When you get the right light, the IQ is quite spectacular

And boy do the photos jump out in a great way. If you’re able to mix the right light with your pictures, some shots are pretty amazing. At the end of the day, if you simply care about taking great shots straight out if the camera, you could probably overlook all of the other faults that I’ve mentioned above.

And that’s the beauty of this camera, and it’s a luxury that I have having purchased this prior to having my daughter.

Would I have spent so much for this type of camera simply to take pictures of my kid?

Probably not.

But if you’re parent who enjoys photography as much as taking great photos of your kid, then this camera might be something to consider.

 

Conclusion

I really really enjoy shooting with this camera as a photography fanatic simple because of the images that come out of this straight out of the camera.

But now as a dad chasing around a nine month old, I really need something that is quick and easy. With over a year of practice, I’ve slowly begun to know about the nuisances and subtleties of the camera to get those great shots of my daughter.

But most parents do not have the time or resources to do so. At close to $1400 CAD, this is a price most parents are not willing to pay, despite the images quality.

This is why I cannot recommend the Fujifilm x100T as a parent-friendly camera to take pictures of their kids.

 


I hope you enjoyed this post and the photos in this post. If you are interested in seeing more XT-2 photos or my other photos (I also shoot with a Canon 6D and FujiFilm X100T), do check out my Instagram feed where I post daily.

Thanks again for reading this review, now if you excuse me I have to toddler to chase. 🙂

7 Tips to Help You Take Better Photo’s of your Baby With Just your Phone Camera

When I check out mommy/daddy blogs/Instagram accounts, and see photos of their cute babies and toddlers, most of them are pretty good. I do say most of them, some of them are kind of lacklustre and don’t do their kid’s justice. I mean it shouldn’t really matter if they’re not professionally done, but I always think in my head, “well I think they could do a little better.”

I am by no means an expert (a photo snob – yes), but I feel that I have been quite successful in capturing some of my daughters moments and expressions.

A photo posted by Ingus (@snappingus) on

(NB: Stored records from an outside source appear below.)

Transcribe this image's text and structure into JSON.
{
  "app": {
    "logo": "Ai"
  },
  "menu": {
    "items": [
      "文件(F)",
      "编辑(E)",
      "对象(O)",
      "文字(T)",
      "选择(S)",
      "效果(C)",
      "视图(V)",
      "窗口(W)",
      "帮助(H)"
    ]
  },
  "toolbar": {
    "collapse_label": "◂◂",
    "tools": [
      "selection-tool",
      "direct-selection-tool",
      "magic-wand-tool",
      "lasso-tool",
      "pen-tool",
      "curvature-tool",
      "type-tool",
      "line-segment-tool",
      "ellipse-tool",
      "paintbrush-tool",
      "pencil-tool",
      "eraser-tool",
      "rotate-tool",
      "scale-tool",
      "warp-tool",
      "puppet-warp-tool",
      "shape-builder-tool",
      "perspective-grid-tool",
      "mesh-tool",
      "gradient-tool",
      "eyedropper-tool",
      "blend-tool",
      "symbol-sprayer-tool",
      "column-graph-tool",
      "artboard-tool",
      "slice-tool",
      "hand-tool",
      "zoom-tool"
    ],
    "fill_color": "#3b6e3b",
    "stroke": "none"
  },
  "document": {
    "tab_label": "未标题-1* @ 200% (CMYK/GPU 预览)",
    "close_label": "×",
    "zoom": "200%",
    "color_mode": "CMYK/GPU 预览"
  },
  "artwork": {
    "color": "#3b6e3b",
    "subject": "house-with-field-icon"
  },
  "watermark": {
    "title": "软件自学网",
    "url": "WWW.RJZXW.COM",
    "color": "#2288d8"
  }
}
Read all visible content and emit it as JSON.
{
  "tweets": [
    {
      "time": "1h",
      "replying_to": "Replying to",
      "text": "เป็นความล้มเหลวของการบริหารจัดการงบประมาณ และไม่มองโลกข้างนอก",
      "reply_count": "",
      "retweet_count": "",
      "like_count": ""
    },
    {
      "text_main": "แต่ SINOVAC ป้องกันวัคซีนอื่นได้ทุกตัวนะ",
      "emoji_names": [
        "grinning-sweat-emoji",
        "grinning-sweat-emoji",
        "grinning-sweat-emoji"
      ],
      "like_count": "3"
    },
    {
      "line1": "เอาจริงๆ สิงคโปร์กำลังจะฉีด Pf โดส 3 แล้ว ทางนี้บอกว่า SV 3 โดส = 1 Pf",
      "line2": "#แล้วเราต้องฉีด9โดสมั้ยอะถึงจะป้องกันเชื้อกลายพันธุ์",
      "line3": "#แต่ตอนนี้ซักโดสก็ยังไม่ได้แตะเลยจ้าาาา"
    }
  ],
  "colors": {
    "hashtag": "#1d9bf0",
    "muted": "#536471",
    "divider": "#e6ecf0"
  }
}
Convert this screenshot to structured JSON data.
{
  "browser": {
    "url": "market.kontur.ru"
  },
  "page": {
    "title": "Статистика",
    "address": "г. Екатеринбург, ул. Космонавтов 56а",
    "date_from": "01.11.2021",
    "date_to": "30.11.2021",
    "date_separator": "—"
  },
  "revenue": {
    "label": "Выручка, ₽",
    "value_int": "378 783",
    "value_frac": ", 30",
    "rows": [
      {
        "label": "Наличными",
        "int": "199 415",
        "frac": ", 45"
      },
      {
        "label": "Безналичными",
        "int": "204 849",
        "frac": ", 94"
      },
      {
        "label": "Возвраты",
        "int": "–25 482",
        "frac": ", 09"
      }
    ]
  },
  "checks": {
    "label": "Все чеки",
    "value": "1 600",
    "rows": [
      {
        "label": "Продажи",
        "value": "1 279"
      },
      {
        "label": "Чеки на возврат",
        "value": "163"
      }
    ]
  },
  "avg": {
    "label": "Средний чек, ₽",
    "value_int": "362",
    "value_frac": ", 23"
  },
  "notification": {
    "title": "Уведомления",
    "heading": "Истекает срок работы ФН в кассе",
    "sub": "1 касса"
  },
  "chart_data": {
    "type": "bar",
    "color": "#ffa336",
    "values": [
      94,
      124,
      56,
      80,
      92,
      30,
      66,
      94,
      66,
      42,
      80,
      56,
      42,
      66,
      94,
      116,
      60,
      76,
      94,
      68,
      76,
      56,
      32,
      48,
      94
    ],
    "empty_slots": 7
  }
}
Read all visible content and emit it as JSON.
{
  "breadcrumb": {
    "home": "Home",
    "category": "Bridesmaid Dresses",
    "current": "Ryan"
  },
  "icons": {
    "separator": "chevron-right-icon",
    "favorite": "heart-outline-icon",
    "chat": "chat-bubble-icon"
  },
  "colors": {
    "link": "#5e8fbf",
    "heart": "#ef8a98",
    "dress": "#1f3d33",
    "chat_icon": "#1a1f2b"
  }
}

 This shot was taken with an iPhone

The purpose of this post is to share some of the techniques and knowledge that I use when I take pictures, and hopefully this can help improve the quality of the photos that you take of your kids.

So if you ever asked “How do I take better photo’s of my baby?” I hope this post can offer you some guidance and put you on the right track. It is safe to assume that most people reading this already have a phone with photo taking capabilities so that is why my tips focus on taking good pictures with just a cellphone, not a fancy DSLR or expensive Mirrorless camera. I mean, having children is expensive enough, I’m not going to advise you to spend more money on some stupid camera when you have everything you need already.

Continue reading “7 Tips to Help You Take Better Photo’s of your Baby With Just your Phone Camera”